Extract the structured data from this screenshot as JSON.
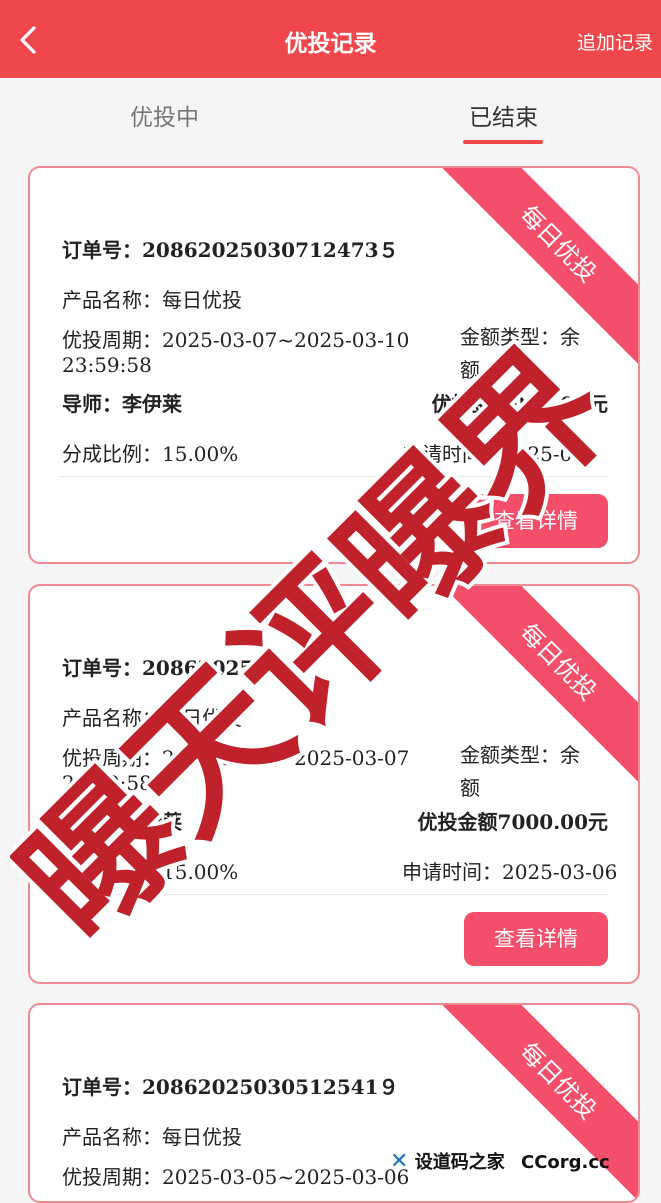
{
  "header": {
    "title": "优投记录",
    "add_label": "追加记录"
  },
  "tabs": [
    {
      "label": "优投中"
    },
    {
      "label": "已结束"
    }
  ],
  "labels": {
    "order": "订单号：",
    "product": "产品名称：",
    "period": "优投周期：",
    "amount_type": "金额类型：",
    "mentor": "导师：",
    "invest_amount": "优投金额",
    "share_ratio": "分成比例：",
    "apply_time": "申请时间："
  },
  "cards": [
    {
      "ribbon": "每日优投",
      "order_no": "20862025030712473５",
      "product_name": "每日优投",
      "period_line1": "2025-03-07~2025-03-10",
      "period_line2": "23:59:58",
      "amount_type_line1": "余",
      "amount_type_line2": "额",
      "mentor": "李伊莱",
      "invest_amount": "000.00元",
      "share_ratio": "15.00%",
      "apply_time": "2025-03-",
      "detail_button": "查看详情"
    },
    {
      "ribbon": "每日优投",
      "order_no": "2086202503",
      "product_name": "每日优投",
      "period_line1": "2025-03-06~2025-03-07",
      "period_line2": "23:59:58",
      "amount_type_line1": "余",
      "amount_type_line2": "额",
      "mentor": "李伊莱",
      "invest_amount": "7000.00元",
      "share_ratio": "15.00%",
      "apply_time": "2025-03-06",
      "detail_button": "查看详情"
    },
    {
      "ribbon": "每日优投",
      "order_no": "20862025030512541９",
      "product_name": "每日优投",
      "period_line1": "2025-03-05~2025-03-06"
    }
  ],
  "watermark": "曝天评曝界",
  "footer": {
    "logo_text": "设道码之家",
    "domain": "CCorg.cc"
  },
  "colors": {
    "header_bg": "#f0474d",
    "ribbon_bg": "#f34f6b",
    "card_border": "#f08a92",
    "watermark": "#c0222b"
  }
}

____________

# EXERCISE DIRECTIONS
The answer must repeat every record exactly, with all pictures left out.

# RESPONSE FOR THIS EXERCISE
Extract the structured data from this screenshot as JSON.
{
  "header": {
    "title": "优投记录",
    "add_label": "追加记录"
  },
  "tabs": [
    {
      "label": "优投中"
    },
    {
      "label": "已结束"
    }
  ],
  "labels": {
    "order": "订单号：",
    "product": "产品名称：",
    "period": "优投周期：",
    "amount_type": "金额类型：",
    "mentor": "导师：",
    "invest_amount": "优投金额",
    "share_ratio": "分成比例：",
    "apply_time": "申请时间："
  },
  "cards": [
    {
      "ribbon": "每日优投",
      "order_no": "20862025030712473５",
      "product_name": "每日优投",
      "period_line1": "2025-03-07~2025-03-10",
      "period_line2": "23:59:58",
      "amount_type_line1": "余",
      "amount_type_line2": "额",
      "mentor": "李伊莱",
      "invest_amount": "000.00元",
      "share_ratio": "15.00%",
      "apply_time": "2025-03-",
      "detail_button": "查看详情"
    },
    {
      "ribbon": "每日优投",
      "order_no": "2086202503",
      "product_name": "每日优投",
      "period_line1": "2025-03-06~2025-03-07",
      "period_line2": "23:59:58",
      "amount_type_line1": "余",
      "amount_type_line2": "额",
      "mentor": "李伊莱",
      "invest_amount": "7000.00元",
      "share_ratio": "15.00%",
      "apply_time": "2025-03-06",
      "detail_button": "查看详情"
    },
    {
      "ribbon": "每日优投",
      "order_no": "20862025030512541９",
      "product_name": "每日优投",
      "period_line1": "2025-03-05~2025-03-06"
    }
  ],
  "watermark": "曝天评曝界",
  "footer": {
    "logo_text": "设道码之家",
    "domain": "CCorg.cc"
  },
  "colors": {
    "header_bg": "#f0474d",
    "ribbon_bg": "#f34f6b",
    "card_border": "#f08a92",
    "watermark": "#c0222b"
  }
}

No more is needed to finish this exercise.